Apart from the pictures, every record here must be copied word for word.

● **Data extracted from a collection**
>>

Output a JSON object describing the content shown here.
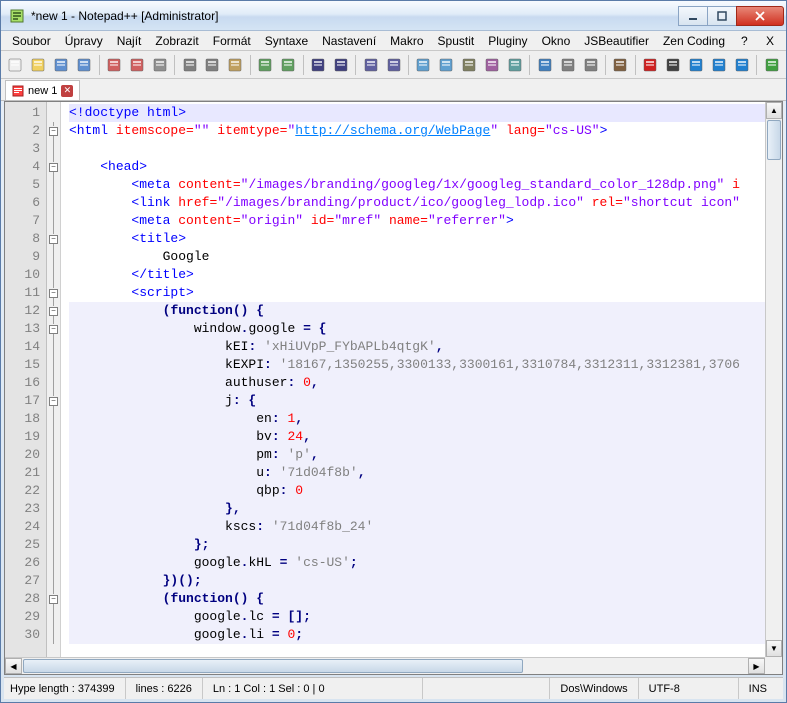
{
  "window": {
    "title": "*new 1 - Notepad++ [Administrator]"
  },
  "menu": {
    "items": [
      "Soubor",
      "Úpravy",
      "Najít",
      "Zobrazit",
      "Formát",
      "Syntaxe",
      "Nastavení",
      "Makro",
      "Spustit",
      "Pluginy",
      "Okno",
      "JSBeautifier",
      "Zen Coding",
      "?"
    ],
    "close_x": "X"
  },
  "tabs": {
    "items": [
      {
        "label": "new 1"
      }
    ]
  },
  "code": {
    "line_start": 1,
    "lines": [
      {
        "n": 1,
        "fold": "",
        "hl": true,
        "html": "<span class='t-tag'>&lt;!doctype html&gt;</span>"
      },
      {
        "n": 2,
        "fold": "box",
        "html": "<span class='t-tag'>&lt;html</span> <span class='t-attr'>itemscope=</span><span class='t-val'>\"\"</span> <span class='t-attr'>itemtype=</span><span class='t-val'>\"</span><span class='t-link'>http://schema.org/WebPage</span><span class='t-val'>\"</span> <span class='t-attr'>lang=</span><span class='t-val'>\"cs-US\"</span><span class='t-tag'>&gt;</span>"
      },
      {
        "n": 3,
        "fold": "line",
        "html": ""
      },
      {
        "n": 4,
        "fold": "box",
        "html": "    <span class='t-tag'>&lt;head&gt;</span>"
      },
      {
        "n": 5,
        "fold": "line",
        "html": "        <span class='t-tag'>&lt;meta</span> <span class='t-attr'>content=</span><span class='t-val'>\"/images/branding/googleg/1x/googleg_standard_color_128dp.png\"</span> <span class='t-attr'>i</span>"
      },
      {
        "n": 6,
        "fold": "line",
        "html": "        <span class='t-tag'>&lt;link</span> <span class='t-attr'>href=</span><span class='t-val'>\"/images/branding/product/ico/googleg_lodp.ico\"</span> <span class='t-attr'>rel=</span><span class='t-val'>\"shortcut icon\"</span>"
      },
      {
        "n": 7,
        "fold": "line",
        "html": "        <span class='t-tag'>&lt;meta</span> <span class='t-attr'>content=</span><span class='t-val'>\"origin\"</span> <span class='t-attr'>id=</span><span class='t-val'>\"mref\"</span> <span class='t-attr'>name=</span><span class='t-val'>\"referrer\"</span><span class='t-tag'>&gt;</span>"
      },
      {
        "n": 8,
        "fold": "box",
        "html": "        <span class='t-tag'>&lt;title&gt;</span>"
      },
      {
        "n": 9,
        "fold": "line",
        "html": "            Google"
      },
      {
        "n": 10,
        "fold": "line",
        "html": "        <span class='t-tag'>&lt;/title&gt;</span>"
      },
      {
        "n": 11,
        "fold": "box",
        "html": "        <span class='t-tag'>&lt;script&gt;</span>"
      },
      {
        "n": 12,
        "fold": "box",
        "hl2": true,
        "html": "            <span class='t-op'>(</span><span class='t-kw'>function</span><span class='t-op'>() {</span>"
      },
      {
        "n": 13,
        "fold": "box",
        "hl2": true,
        "html": "                window<span class='t-op'>.</span>google <span class='t-op'>= {</span>"
      },
      {
        "n": 14,
        "fold": "line",
        "hl2": true,
        "html": "                    kEI<span class='t-op'>:</span> <span class='t-str'>'xHiUVpP_FYbAPLb4qtgK'</span><span class='t-op'>,</span>"
      },
      {
        "n": 15,
        "fold": "line",
        "hl2": true,
        "html": "                    kEXPI<span class='t-op'>:</span> <span class='t-str'>'18167,1350255,3300133,3300161,3310784,3312311,3312381,3706</span>"
      },
      {
        "n": 16,
        "fold": "line",
        "hl2": true,
        "html": "                    authuser<span class='t-op'>:</span> <span class='t-num'>0</span><span class='t-op'>,</span>"
      },
      {
        "n": 17,
        "fold": "box",
        "hl2": true,
        "html": "                    j<span class='t-op'>: {</span>"
      },
      {
        "n": 18,
        "fold": "line",
        "hl2": true,
        "html": "                        en<span class='t-op'>:</span> <span class='t-num'>1</span><span class='t-op'>,</span>"
      },
      {
        "n": 19,
        "fold": "line",
        "hl2": true,
        "html": "                        bv<span class='t-op'>:</span> <span class='t-num'>24</span><span class='t-op'>,</span>"
      },
      {
        "n": 20,
        "fold": "line",
        "hl2": true,
        "html": "                        pm<span class='t-op'>:</span> <span class='t-str'>'p'</span><span class='t-op'>,</span>"
      },
      {
        "n": 21,
        "fold": "line",
        "hl2": true,
        "html": "                        u<span class='t-op'>:</span> <span class='t-str'>'71d04f8b'</span><span class='t-op'>,</span>"
      },
      {
        "n": 22,
        "fold": "line",
        "hl2": true,
        "html": "                        qbp<span class='t-op'>:</span> <span class='t-num'>0</span>"
      },
      {
        "n": 23,
        "fold": "line",
        "hl2": true,
        "html": "                    <span class='t-op'>},</span>"
      },
      {
        "n": 24,
        "fold": "line",
        "hl2": true,
        "html": "                    kscs<span class='t-op'>:</span> <span class='t-str'>'71d04f8b_24'</span>"
      },
      {
        "n": 25,
        "fold": "line",
        "hl2": true,
        "html": "                <span class='t-op'>};</span>"
      },
      {
        "n": 26,
        "fold": "line",
        "hl2": true,
        "html": "                google<span class='t-op'>.</span>kHL <span class='t-op'>=</span> <span class='t-str'>'cs-US'</span><span class='t-op'>;</span>"
      },
      {
        "n": 27,
        "fold": "line",
        "hl2": true,
        "html": "            <span class='t-op'>})();</span>"
      },
      {
        "n": 28,
        "fold": "box",
        "hl2": true,
        "html": "            <span class='t-op'>(</span><span class='t-kw'>function</span><span class='t-op'>() {</span>"
      },
      {
        "n": 29,
        "fold": "line",
        "hl2": true,
        "html": "                google<span class='t-op'>.</span>lc <span class='t-op'>= [];</span>"
      },
      {
        "n": 30,
        "fold": "line",
        "hl2": true,
        "html": "                google<span class='t-op'>.</span>li <span class='t-op'>=</span> <span class='t-num'>0</span><span class='t-op'>;</span>"
      }
    ]
  },
  "status": {
    "length": "Hype length : 374399",
    "lines": "lines : 6226",
    "pos": "Ln : 1   Col : 1   Sel : 0 | 0",
    "eol": "Dos\\Windows",
    "enc": "UTF-8",
    "mode": "INS"
  },
  "toolbar_icons": [
    "new-file-icon",
    "open-file-icon",
    "save-icon",
    "save-all-icon",
    "sep",
    "close-icon",
    "close-all-icon",
    "print-icon",
    "sep",
    "cut-icon",
    "copy-icon",
    "paste-icon",
    "sep",
    "undo-icon",
    "redo-icon",
    "sep",
    "find-icon",
    "replace-icon",
    "sep",
    "zoom-in-icon",
    "zoom-out-icon",
    "sep",
    "sync-v-icon",
    "sync-h-icon",
    "wrap-icon",
    "chars-icon",
    "indent-icon",
    "sep",
    "lang-icon",
    "doc-map-icon",
    "func-list-icon",
    "sep",
    "fold-icon",
    "sep",
    "record-icon",
    "stop-icon",
    "play-icon",
    "play-multi-icon",
    "save-macro-icon",
    "sep",
    "monitor-icon"
  ]
}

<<

● **REPLY**
Output a JSON object describing the content shown here.
{
  "window": {
    "title": "*new 1 - Notepad++ [Administrator]"
  },
  "menu": {
    "items": [
      "Soubor",
      "Úpravy",
      "Najít",
      "Zobrazit",
      "Formát",
      "Syntaxe",
      "Nastavení",
      "Makro",
      "Spustit",
      "Pluginy",
      "Okno",
      "JSBeautifier",
      "Zen Coding",
      "?"
    ],
    "close_x": "X"
  },
  "tabs": {
    "items": [
      {
        "label": "new 1"
      }
    ]
  },
  "code": {
    "line_start": 1,
    "lines": [
      {
        "n": 1,
        "fold": "",
        "hl": true,
        "html": "<span class='t-tag'>&lt;!doctype html&gt;</span>"
      },
      {
        "n": 2,
        "fold": "box",
        "html": "<span class='t-tag'>&lt;html</span> <span class='t-attr'>itemscope=</span><span class='t-val'>\"\"</span> <span class='t-attr'>itemtype=</span><span class='t-val'>\"</span><span class='t-link'>http://schema.org/WebPage</span><span class='t-val'>\"</span> <span class='t-attr'>lang=</span><span class='t-val'>\"cs-US\"</span><span class='t-tag'>&gt;</span>"
      },
      {
        "n": 3,
        "fold": "line",
        "html": ""
      },
      {
        "n": 4,
        "fold": "box",
        "html": "    <span class='t-tag'>&lt;head&gt;</span>"
      },
      {
        "n": 5,
        "fold": "line",
        "html": "        <span class='t-tag'>&lt;meta</span> <span class='t-attr'>content=</span><span class='t-val'>\"/images/branding/googleg/1x/googleg_standard_color_128dp.png\"</span> <span class='t-attr'>i</span>"
      },
      {
        "n": 6,
        "fold": "line",
        "html": "        <span class='t-tag'>&lt;link</span> <span class='t-attr'>href=</span><span class='t-val'>\"/images/branding/product/ico/googleg_lodp.ico\"</span> <span class='t-attr'>rel=</span><span class='t-val'>\"shortcut icon\"</span>"
      },
      {
        "n": 7,
        "fold": "line",
        "html": "        <span class='t-tag'>&lt;meta</span> <span class='t-attr'>content=</span><span class='t-val'>\"origin\"</span> <span class='t-attr'>id=</span><span class='t-val'>\"mref\"</span> <span class='t-attr'>name=</span><span class='t-val'>\"referrer\"</span><span class='t-tag'>&gt;</span>"
      },
      {
        "n": 8,
        "fold": "box",
        "html": "        <span class='t-tag'>&lt;title&gt;</span>"
      },
      {
        "n": 9,
        "fold": "line",
        "html": "            Google"
      },
      {
        "n": 10,
        "fold": "line",
        "html": "        <span class='t-tag'>&lt;/title&gt;</span>"
      },
      {
        "n": 11,
        "fold": "box",
        "html": "        <span class='t-tag'>&lt;script&gt;</span>"
      },
      {
        "n": 12,
        "fold": "box",
        "hl2": true,
        "html": "            <span class='t-op'>(</span><span class='t-kw'>function</span><span class='t-op'>() {</span>"
      },
      {
        "n": 13,
        "fold": "box",
        "hl2": true,
        "html": "                window<span class='t-op'>.</span>google <span class='t-op'>= {</span>"
      },
      {
        "n": 14,
        "fold": "line",
        "hl2": true,
        "html": "                    kEI<span class='t-op'>:</span> <span class='t-str'>'xHiUVpP_FYbAPLb4qtgK'</span><span class='t-op'>,</span>"
      },
      {
        "n": 15,
        "fold": "line",
        "hl2": true,
        "html": "                    kEXPI<span class='t-op'>:</span> <span class='t-str'>'18167,1350255,3300133,3300161,3310784,3312311,3312381,3706</span>"
      },
      {
        "n": 16,
        "fold": "line",
        "hl2": true,
        "html": "                    authuser<span class='t-op'>:</span> <span class='t-num'>0</span><span class='t-op'>,</span>"
      },
      {
        "n": 17,
        "fold": "box",
        "hl2": true,
        "html": "                    j<span class='t-op'>: {</span>"
      },
      {
        "n": 18,
        "fold": "line",
        "hl2": true,
        "html": "                        en<span class='t-op'>:</span> <span class='t-num'>1</span><span class='t-op'>,</span>"
      },
      {
        "n": 19,
        "fold": "line",
        "hl2": true,
        "html": "                        bv<span class='t-op'>:</span> <span class='t-num'>24</span><span class='t-op'>,</span>"
      },
      {
        "n": 20,
        "fold": "line",
        "hl2": true,
        "html": "                        pm<span class='t-op'>:</span> <span class='t-str'>'p'</span><span class='t-op'>,</span>"
      },
      {
        "n": 21,
        "fold": "line",
        "hl2": true,
        "html": "                        u<span class='t-op'>:</span> <span class='t-str'>'71d04f8b'</span><span class='t-op'>,</span>"
      },
      {
        "n": 22,
        "fold": "line",
        "hl2": true,
        "html": "                        qbp<span class='t-op'>:</span> <span class='t-num'>0</span>"
      },
      {
        "n": 23,
        "fold": "line",
        "hl2": true,
        "html": "                    <span class='t-op'>},</span>"
      },
      {
        "n": 24,
        "fold": "line",
        "hl2": true,
        "html": "                    kscs<span class='t-op'>:</span> <span class='t-str'>'71d04f8b_24'</span>"
      },
      {
        "n": 25,
        "fold": "line",
        "hl2": true,
        "html": "                <span class='t-op'>};</span>"
      },
      {
        "n": 26,
        "fold": "line",
        "hl2": true,
        "html": "                google<span class='t-op'>.</span>kHL <span class='t-op'>=</span> <span class='t-str'>'cs-US'</span><span class='t-op'>;</span>"
      },
      {
        "n": 27,
        "fold": "line",
        "hl2": true,
        "html": "            <span class='t-op'>})();</span>"
      },
      {
        "n": 28,
        "fold": "box",
        "hl2": true,
        "html": "            <span class='t-op'>(</span><span class='t-kw'>function</span><span class='t-op'>() {</span>"
      },
      {
        "n": 29,
        "fold": "line",
        "hl2": true,
        "html": "                google<span class='t-op'>.</span>lc <span class='t-op'>= [];</span>"
      },
      {
        "n": 30,
        "fold": "line",
        "hl2": true,
        "html": "                google<span class='t-op'>.</span>li <span class='t-op'>=</span> <span class='t-num'>0</span><span class='t-op'>;</span>"
      }
    ]
  },
  "status": {
    "length": "Hype length : 374399",
    "lines": "lines : 6226",
    "pos": "Ln : 1   Col : 1   Sel : 0 | 0",
    "eol": "Dos\\Windows",
    "enc": "UTF-8",
    "mode": "INS"
  },
  "toolbar_icons": [
    "new-file-icon",
    "open-file-icon",
    "save-icon",
    "save-all-icon",
    "sep",
    "close-icon",
    "close-all-icon",
    "print-icon",
    "sep",
    "cut-icon",
    "copy-icon",
    "paste-icon",
    "sep",
    "undo-icon",
    "redo-icon",
    "sep",
    "find-icon",
    "replace-icon",
    "sep",
    "zoom-in-icon",
    "zoom-out-icon",
    "sep",
    "sync-v-icon",
    "sync-h-icon",
    "wrap-icon",
    "chars-icon",
    "indent-icon",
    "sep",
    "lang-icon",
    "doc-map-icon",
    "func-list-icon",
    "sep",
    "fold-icon",
    "sep",
    "record-icon",
    "stop-icon",
    "play-icon",
    "play-multi-icon",
    "save-macro-icon",
    "sep",
    "monitor-icon"
  ]
}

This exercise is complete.